whichi clared i and the contest was fup: the national affembly had the wifported with vigour on both sides : dom to propose at the commencefortunately, for the nation, the cham- ment of the leffion ; a fagacious and pions of liberty prevailed. But effectual measure, which contributed though the endeavours of the king more to ensure their success, than to maintain the despotic sway efta- any single step they have adopted blished by his ancestors, will excite from their first meeting: and that unfavourableimpressions in the breast it was done with this view, will not of every friend to freedom, and even admit of a doubt, when we reflect forcibly extort reprobation, yet, on on that rigid system of economy cool reflection, the head must dis- which they have enforced in every avow the impulse of the heart; and department of the state, and froin candour compel us to absolve him which no deviation would have been from that heavy weight of censure fuffered, but for the attainment of with which he has been hastily fome important object. We are the and inconsiderately loaded. On the more anxious to despoil these intewhole, though we must withhold rested beroes of those vain ornainents our aflent from the indiscriminate with which Ignorance or Enthufiafin pánegyric' of a certain marquis*, has clothed them, as from a thorough we must ascribe the errors and vices knowledge of their difpofitions, acof Lewis the Sixteenth, to weakness quired from a long residence among of mind, prejudice of education, them, we are enabled to pronounce bad example, and.evil counsels. the French army (that is, the lus • We thould have thought it need: balterns and privates) as profligate less to add a single remark on the and tyrannical a body of men, as conduct of the troops, had they not ever disgraced a nation; always eages heen held up as objects of admira• to exert their authority over the cion, as well by the English, as by lower class of citizens and people, the French themselves. Their re: with a degree of infolence and bru. fusal to fire on their fellow-citizens— tality that makes an Englishman that is, on the Parisian mob has shudder. The same arbitrary conbeen imputed to sentiments of pa- duct is, indeed, observable in all triotism, which would have done , absolute monarchies, where every honour to the citizens of Rome, in class of men, entrusted with the the most virtuous days of the Ro- finallest portion of power, are ape inan republic.' An ardent zeal for to tyrannize over their inferiors, by liberty, is too apt to 'extort com- way of making themselves amends mendation from her votaries, on for the servility they are obliged to Those who contribute to support her evince to those whom Nature or * Vide lord Shelburne's panegyric on
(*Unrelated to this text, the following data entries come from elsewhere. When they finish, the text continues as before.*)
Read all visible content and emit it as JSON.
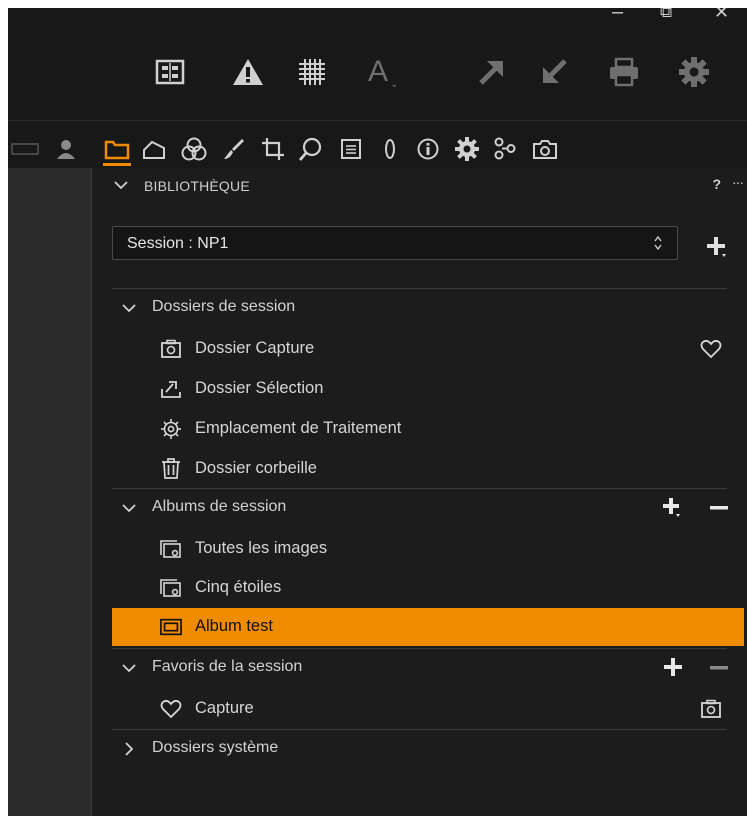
{
  "window_controls": {
    "minimize": "–",
    "restore": "⧉",
    "close": "✕"
  },
  "toolbar_icons": [
    "grid-icon",
    "warning-icon",
    "focus-mask-icon",
    "text-annotation-icon",
    "arrow-up-right-icon",
    "arrow-down-left-icon",
    "print-icon",
    "settings-icon"
  ],
  "tool_tabs": [
    "library-folder-icon",
    "capture-icon",
    "color-circles-icon",
    "brush-icon",
    "crop-icon",
    "search-icon",
    "metadata-icon",
    "lens-icon",
    "info-icon",
    "gear-icon",
    "adjustments-icon",
    "camera-icon"
  ],
  "panel": {
    "title": "BIBLIOTHÈQUE",
    "help": "?",
    "more": "···",
    "session_select": "Session :  NP1"
  },
  "sections": {
    "session_folders": {
      "label": "Dossiers de session",
      "items": [
        {
          "label": "Dossier Capture",
          "icon": "capture-folder-icon"
        },
        {
          "label": "Dossier Sélection",
          "icon": "selection-folder-icon"
        },
        {
          "label": "Emplacement de Traitement",
          "icon": "processing-gear-icon"
        },
        {
          "label": "Dossier corbeille",
          "icon": "trash-icon"
        }
      ]
    },
    "session_albums": {
      "label": "Albums de session",
      "items": [
        {
          "label": "Toutes les images",
          "icon": "smart-album-icon"
        },
        {
          "label": "Cinq étoiles",
          "icon": "smart-album-icon"
        },
        {
          "label": "Album test",
          "icon": "album-icon"
        }
      ]
    },
    "session_favorites": {
      "label": "Favoris de la session",
      "items": [
        {
          "label": "Capture",
          "icon": "heart-icon"
        }
      ]
    },
    "system_folders": {
      "label": "Dossiers système"
    }
  },
  "colors": {
    "accent": "#f08c00",
    "panel_bg": "#1c1c1c",
    "window_bg": "#181818",
    "text": "#d6d6d6"
  }
}
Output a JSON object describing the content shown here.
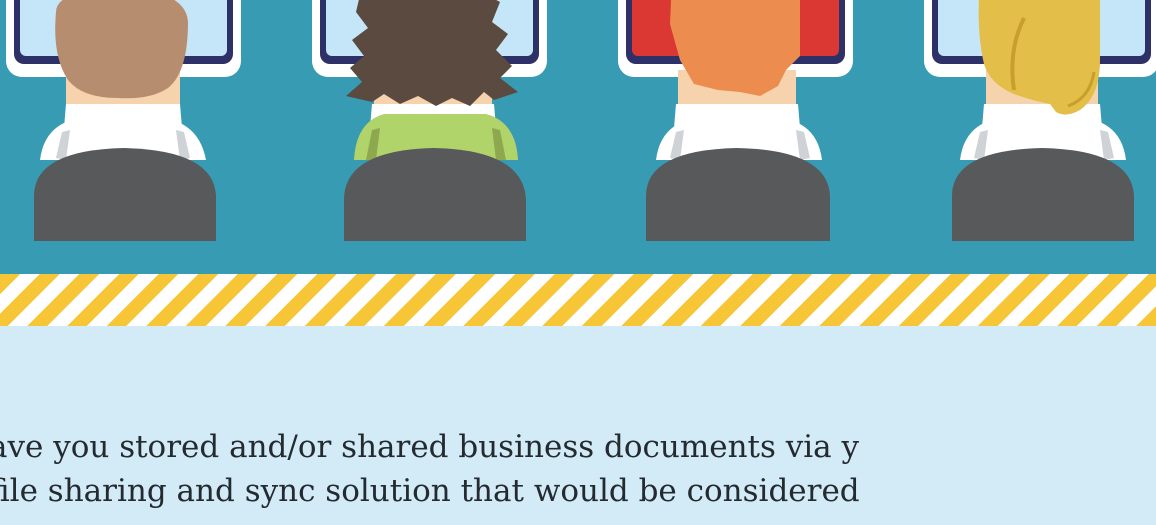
{
  "scene": {
    "colors": {
      "background": "#379bb3",
      "monitor_frame": "#ffffff",
      "monitor_border": "#2e3168",
      "monitor_screen": "#c4e6f8",
      "monitor_screen_red": "#db3834",
      "chair": "#58595b",
      "shirt": "#ffffff",
      "neck": "#f6d3ad",
      "hair_brown": "#b78d6f",
      "hair_dark": "#5a4a40",
      "hair_orange": "#ec8c4e",
      "hair_blonde": "#e3be48",
      "shirt_green": "#b1d46a"
    },
    "people": [
      {
        "icon": "person-brown-hair-icon",
        "hair": "short-brown",
        "screen": "blue"
      },
      {
        "icon": "person-dark-curly-hair-icon",
        "hair": "dark-curly",
        "screen": "blue"
      },
      {
        "icon": "person-orange-hair-icon",
        "hair": "orange",
        "screen": "red"
      },
      {
        "icon": "person-blonde-hair-icon",
        "hair": "blonde",
        "screen": "blue"
      }
    ]
  },
  "divider": {
    "icon": "caution-stripes-divider",
    "colors": [
      "#f7c637",
      "#ffffff"
    ]
  },
  "question": {
    "line1": "ave you stored and/or shared business documents via y",
    "line2": "file sharing and sync solution that would be considered"
  }
}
Fortune has placed above them. the French, in his speech on ihe Commer
We shall conclude this article sial Treaty with France,
with fincere wishes that the labours